A Key Triumph of Hellenism in America

We celebrate the 101st anniversary of the National Herald, an historic event we mark with humility and appreciation for the generations of all, especially our readers.

Today we celebrate the 101st anniversary of the National Herald.

An historic event that we celebrate with humility and appreciation for the generations of managers, staffers and – and above all – readers.

Very few businesses and fewer newspapers manage to arrive at this milestone.

Of the 5,000 companies on the New York Stock Exchange, only 486 are 100 or more years old according to a study by Standard & Poor’s.

And only 23 privately held audited companies have been in existence for 100 years.

The fact that the National Herald belongs in this category is a real triumph of Hellenism in America.

The question of course is, to what can this triumph can be attributed?

There are certainly many explanations.

I would add another one:

An immigrant to the US changes in two main ways: He loves his homeland even more, and his mentality changes.
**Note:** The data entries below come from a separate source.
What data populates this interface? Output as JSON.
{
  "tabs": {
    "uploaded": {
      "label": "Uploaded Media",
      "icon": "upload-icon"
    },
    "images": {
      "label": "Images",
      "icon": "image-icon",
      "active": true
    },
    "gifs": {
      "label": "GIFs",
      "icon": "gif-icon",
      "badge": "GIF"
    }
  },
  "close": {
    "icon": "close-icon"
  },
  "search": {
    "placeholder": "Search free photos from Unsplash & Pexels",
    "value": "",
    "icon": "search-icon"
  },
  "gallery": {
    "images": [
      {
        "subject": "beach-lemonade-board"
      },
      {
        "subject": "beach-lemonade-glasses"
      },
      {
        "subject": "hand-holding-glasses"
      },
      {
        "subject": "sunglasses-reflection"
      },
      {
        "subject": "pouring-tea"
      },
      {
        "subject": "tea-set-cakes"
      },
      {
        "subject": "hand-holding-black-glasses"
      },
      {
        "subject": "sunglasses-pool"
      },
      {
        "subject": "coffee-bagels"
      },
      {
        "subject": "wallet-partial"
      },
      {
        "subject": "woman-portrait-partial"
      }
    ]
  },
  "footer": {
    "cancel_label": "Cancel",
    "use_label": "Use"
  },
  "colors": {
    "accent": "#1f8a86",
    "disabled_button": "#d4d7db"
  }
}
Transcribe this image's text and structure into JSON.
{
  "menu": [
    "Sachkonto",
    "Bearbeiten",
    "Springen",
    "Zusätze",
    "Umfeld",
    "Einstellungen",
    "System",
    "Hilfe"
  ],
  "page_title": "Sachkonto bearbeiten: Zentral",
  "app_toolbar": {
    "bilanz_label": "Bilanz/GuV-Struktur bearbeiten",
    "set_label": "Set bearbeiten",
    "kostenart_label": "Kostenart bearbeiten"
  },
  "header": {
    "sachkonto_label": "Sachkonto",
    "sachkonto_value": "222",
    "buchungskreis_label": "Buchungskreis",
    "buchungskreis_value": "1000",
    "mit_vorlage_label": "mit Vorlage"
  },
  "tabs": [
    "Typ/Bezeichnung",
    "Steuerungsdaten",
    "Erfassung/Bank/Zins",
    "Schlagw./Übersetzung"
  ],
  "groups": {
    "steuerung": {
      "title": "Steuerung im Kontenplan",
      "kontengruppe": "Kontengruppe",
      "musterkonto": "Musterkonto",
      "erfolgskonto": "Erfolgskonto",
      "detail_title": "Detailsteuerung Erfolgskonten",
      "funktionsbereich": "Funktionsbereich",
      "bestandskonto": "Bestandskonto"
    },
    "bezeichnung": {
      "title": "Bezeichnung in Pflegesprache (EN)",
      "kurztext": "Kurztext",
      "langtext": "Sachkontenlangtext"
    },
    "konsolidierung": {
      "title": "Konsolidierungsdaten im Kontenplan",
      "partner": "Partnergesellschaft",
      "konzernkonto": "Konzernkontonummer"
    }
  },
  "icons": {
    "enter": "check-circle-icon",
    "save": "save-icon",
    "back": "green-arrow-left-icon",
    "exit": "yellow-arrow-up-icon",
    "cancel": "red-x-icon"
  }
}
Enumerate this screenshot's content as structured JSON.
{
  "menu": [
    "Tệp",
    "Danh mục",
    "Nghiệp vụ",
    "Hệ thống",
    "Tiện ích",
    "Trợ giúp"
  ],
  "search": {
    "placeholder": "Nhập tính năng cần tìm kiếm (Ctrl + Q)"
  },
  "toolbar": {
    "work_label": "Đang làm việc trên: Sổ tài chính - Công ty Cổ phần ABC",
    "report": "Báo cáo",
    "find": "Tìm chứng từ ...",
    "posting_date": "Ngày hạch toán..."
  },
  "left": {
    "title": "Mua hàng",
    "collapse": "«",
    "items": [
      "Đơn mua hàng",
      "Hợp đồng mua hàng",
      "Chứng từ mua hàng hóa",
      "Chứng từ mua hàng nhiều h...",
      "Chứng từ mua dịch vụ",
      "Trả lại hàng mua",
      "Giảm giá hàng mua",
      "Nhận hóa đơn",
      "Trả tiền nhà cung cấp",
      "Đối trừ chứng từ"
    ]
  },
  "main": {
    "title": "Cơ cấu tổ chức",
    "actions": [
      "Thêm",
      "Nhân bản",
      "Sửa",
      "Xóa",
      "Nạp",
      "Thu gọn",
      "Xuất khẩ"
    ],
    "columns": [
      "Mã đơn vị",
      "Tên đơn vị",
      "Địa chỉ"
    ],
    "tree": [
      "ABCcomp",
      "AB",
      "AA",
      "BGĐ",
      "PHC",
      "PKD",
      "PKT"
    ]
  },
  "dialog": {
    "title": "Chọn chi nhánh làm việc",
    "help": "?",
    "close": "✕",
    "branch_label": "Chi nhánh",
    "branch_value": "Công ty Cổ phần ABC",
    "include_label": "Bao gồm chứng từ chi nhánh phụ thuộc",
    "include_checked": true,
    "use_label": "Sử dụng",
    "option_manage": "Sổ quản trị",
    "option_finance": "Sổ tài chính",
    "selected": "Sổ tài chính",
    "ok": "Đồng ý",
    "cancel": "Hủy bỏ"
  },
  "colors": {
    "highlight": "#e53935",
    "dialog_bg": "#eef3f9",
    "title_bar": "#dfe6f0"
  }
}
He is Americanized.

The immigrant, from the first moment of his arrival here, understands that the state, in the sense he knows from Greece (cushy jobs, handouts), does not exist here.

He learns that in order to survive he can only rely on himself.

This, in the beginning, appears hard, perhaps inhuman.

“What can the state do for me,” is replaced by “what can I do for myself” – and later on, for society as a whole.

This is a modern attitude, and it is also liberating.

It puts an end to illusions, excuses, and weak efforts.

It gives strength and confidence in his ability to the individual.

It literally unties his hands so that can be who he is and become everything he is capable of.

The only presumption is that success requires work.

Moreover, something else happens. The immigrant discovers the pleasure –paradoxically – of hard work.

He learns about its material and moral rewards.

What does this have to do with the 101st anniversary of The National Herald?

As the Greek-American proceeds and he feels more secure, he also feels a responsibility for the proud ethnic group to which he belongs, and for its future.

In addition to stimulating him by keeping him informed with articles and commentary, this newspaper, by presenting positive examples of others, constitutes one of the main pillars of the community, through which he can accomplish his goals.

This is true provided the newspaper performs its mission in an truthful way.

Since we are entering our second century, I can promise you this: That we will always hold high the banner of our mission, and of Hellenism in the United States, the homeland, and throughout the world.